In contrast, PR elections with low vote thresholds and with many members elected from each district, such as the party list system used in the Netherlands, increase minor parties' chances, and this increases the incentive for their supporters to participate.

British turnout in European elections remains dismal despite a regional party list system, because of lack of interest in the outcome. Nevertheless, PR for Westminster would provide a fairer system for minor parties with dispersed support, it would probably increase the proportion of women MPs, and it would probably also significantly strengthen British turnout.

Pippa Norris is the McGuire Lecturer in Comparative Politics at Harvard University. She is the co-editor (with Christopher Wlezien) of Britain Votes 2005, Oxford University Press, to be published in August 2005

React Now

Latest stories from i100
Have you tried new the Independent Digital Edition apps?
iJobs Job Widget
iJobs General

Recruitment Genius: Business Development Executive / Digital Marketing Executive

£26000 - £35000 per annum: Recruitment Genius: A luxury beauty house with a nu...

Recruitment Genius: Housekeepers - Immediate Start

£8 per hour: Recruitment Genius: This company are currently recruiting new exp...

Recruitment Genius: Head Concierge

£25000 - £28000 per annum: Recruitment Genius: This award winning Property Man...

Recruitment Genius: Content, SEO and PPC Executive

£20000 - £25000 per annum: Recruitment Genius: A fantastic opportunity has ari...

Day In a Page

Read Next
 

Clean energy should be our mission to the moon

Martin Rees
Angela Merkel and David Cameron say goodbye in the Bundeskanzleramt after their meeting in Berlin, Germany, 29 May 2015  

The complacency of Europhiles could lose them the referendum

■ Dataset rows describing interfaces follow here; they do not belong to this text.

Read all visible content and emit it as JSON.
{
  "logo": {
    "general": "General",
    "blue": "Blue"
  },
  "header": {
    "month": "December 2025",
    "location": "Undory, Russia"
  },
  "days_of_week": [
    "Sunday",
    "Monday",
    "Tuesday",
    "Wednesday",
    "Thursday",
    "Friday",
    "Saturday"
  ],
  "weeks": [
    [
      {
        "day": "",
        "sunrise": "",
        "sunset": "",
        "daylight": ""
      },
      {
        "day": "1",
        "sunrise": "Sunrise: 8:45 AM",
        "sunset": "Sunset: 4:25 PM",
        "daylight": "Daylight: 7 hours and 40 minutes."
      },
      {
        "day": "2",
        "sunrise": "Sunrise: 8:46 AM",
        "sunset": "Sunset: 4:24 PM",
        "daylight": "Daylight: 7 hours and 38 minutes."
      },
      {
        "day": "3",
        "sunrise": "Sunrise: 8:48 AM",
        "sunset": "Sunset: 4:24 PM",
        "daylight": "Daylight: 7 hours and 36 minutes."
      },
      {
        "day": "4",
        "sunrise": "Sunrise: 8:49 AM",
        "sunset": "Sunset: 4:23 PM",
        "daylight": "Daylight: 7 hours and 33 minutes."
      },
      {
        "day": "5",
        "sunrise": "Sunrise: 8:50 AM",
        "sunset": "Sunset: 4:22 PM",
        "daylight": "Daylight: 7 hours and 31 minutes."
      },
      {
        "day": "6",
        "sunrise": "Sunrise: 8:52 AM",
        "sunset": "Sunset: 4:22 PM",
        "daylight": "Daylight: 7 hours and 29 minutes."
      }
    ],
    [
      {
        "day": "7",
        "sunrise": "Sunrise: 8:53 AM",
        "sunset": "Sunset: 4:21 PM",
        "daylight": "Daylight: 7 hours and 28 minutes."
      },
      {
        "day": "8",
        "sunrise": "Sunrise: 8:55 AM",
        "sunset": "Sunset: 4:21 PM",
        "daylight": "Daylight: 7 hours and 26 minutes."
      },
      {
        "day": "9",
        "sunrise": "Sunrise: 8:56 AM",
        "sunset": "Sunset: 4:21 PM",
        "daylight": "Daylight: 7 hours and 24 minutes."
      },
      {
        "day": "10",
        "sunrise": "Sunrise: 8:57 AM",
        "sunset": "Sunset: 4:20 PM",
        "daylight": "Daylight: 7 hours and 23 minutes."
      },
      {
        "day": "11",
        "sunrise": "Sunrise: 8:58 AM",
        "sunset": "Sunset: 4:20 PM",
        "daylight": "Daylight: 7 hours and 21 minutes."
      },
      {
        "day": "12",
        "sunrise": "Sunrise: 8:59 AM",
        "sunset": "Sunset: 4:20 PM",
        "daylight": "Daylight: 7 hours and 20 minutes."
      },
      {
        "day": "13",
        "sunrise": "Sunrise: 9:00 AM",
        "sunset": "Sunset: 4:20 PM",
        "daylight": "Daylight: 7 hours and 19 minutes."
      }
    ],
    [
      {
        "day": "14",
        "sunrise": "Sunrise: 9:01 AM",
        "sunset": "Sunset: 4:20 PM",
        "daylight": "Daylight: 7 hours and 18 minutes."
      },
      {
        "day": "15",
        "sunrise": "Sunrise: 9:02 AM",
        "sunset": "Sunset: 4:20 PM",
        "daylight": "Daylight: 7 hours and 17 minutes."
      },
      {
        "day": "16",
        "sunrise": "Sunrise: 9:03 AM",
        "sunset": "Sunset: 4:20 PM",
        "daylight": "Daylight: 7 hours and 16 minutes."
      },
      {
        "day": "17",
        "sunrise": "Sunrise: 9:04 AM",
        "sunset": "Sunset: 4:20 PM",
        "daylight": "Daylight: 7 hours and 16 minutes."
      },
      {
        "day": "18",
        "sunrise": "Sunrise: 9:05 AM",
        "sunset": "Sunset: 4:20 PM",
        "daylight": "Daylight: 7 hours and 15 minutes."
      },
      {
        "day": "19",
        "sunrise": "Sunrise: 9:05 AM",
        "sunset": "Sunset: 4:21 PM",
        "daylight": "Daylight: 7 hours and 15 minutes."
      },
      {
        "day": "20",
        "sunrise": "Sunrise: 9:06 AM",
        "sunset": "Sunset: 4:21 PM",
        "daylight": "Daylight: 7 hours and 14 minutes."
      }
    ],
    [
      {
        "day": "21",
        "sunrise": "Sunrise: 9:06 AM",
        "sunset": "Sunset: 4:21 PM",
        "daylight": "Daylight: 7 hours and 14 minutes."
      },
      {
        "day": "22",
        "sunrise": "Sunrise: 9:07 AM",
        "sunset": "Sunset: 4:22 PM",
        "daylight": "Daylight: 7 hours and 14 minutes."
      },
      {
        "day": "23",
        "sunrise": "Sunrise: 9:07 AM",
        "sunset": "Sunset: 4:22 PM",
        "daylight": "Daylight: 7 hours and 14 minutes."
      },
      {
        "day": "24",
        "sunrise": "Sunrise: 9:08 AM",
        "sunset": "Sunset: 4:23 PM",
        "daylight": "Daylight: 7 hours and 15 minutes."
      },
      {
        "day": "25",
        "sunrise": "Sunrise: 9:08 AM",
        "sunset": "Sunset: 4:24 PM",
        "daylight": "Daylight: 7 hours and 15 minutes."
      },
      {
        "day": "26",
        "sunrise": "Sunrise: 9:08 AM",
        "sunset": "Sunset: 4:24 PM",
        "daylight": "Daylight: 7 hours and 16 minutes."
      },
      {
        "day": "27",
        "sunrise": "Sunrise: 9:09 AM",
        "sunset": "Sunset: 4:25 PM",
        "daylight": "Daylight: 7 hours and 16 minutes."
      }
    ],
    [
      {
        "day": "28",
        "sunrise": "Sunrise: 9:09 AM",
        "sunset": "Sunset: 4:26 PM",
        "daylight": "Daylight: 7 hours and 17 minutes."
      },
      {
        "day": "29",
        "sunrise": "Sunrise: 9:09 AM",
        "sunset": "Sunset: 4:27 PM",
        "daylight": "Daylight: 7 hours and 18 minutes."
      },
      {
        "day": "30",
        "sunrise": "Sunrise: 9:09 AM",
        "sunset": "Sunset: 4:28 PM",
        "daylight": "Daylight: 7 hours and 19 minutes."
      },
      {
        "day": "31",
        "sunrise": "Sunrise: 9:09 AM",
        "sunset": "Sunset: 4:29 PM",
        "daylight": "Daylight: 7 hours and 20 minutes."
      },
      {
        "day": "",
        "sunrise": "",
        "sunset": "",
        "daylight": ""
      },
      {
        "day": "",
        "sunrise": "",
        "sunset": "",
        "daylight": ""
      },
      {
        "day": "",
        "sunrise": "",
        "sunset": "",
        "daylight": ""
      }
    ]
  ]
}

Steve Richards
On your feet! Spending at least two hours a day standing reduces the risk of heart attacks, cancer and diabetes, according to new research

On your feet!

Spending half the day standing 'reduces risk of heart attacks and cancer'
Liverpool close in on Milner signing

Liverpool close in on Milner signing

Reds baulk at Christian Benteke £32.5m release clause
With scores of surgeries closing, what hope is there for the David Cameron's promise of 5,000 more GPs and a 24/7 NHS?

The big NHS question

Why are there so few new GPs when so many want to study medicine?
Big knickers are back: Thongs ain't what they used to be

Thongs ain't what they used to be

Big knickers are back
Thurston Moore interview

Thurston Moore interview

On living in London, Sonic Youth and musical memoirs
In full bloom

In full bloom

Floral print womenswear
From leading man to Elephant Man, Bradley Cooper is terrific

From leading man to Elephant Man

Bradley Cooper is terrific
In this the person to restore our trust in the banks?

In this the person to restore our trust in the banks?

Dame Colette Bowe - interview
When do the creative juices dry up?

When do the creative juices dry up?

David Lodge thinks he knows
The 'Cher moment' happening across fashion just now

Fashion's Cher moment

Ageing beauty will always be more classy than all that booty
Thousands of teenage girls enduring debilitating illnesses after routine school cancer vaccination

Health fears over school cancer jab

Shock new Freedom of Information figures show how thousands of girls have suffered serious symptoms after routine HPV injection
Fifa President Sepp Blatter warns his opponents: 'I forgive everyone, but I don't forget'

'I forgive everyone, but I don't forget'

Fifa president Sepp Blatter issues defiant warning to opponents
Extreme summer temperatures will soon cause deaths of up to 1,700 more Britons a year, says government report

Weather warning

Extreme summer temperatures will soon cause deaths of up to 1,700 more Britons a year, says government report
LSD: Speaking to volunteer users of the drug as trials get underway to see if it cures depression and addiction

High hopes for LSD

Meet the volunteer users helping to see if it cures depression and addiction
German soldier who died fighting for UK in Battle of Waterloo should be removed from museum display and given dignified funeral, say historians

Saving Private Brandt

A Belgian museum's display of the skeleton of a soldier killed at Waterloo prompts calls for him to be given a dignified funeral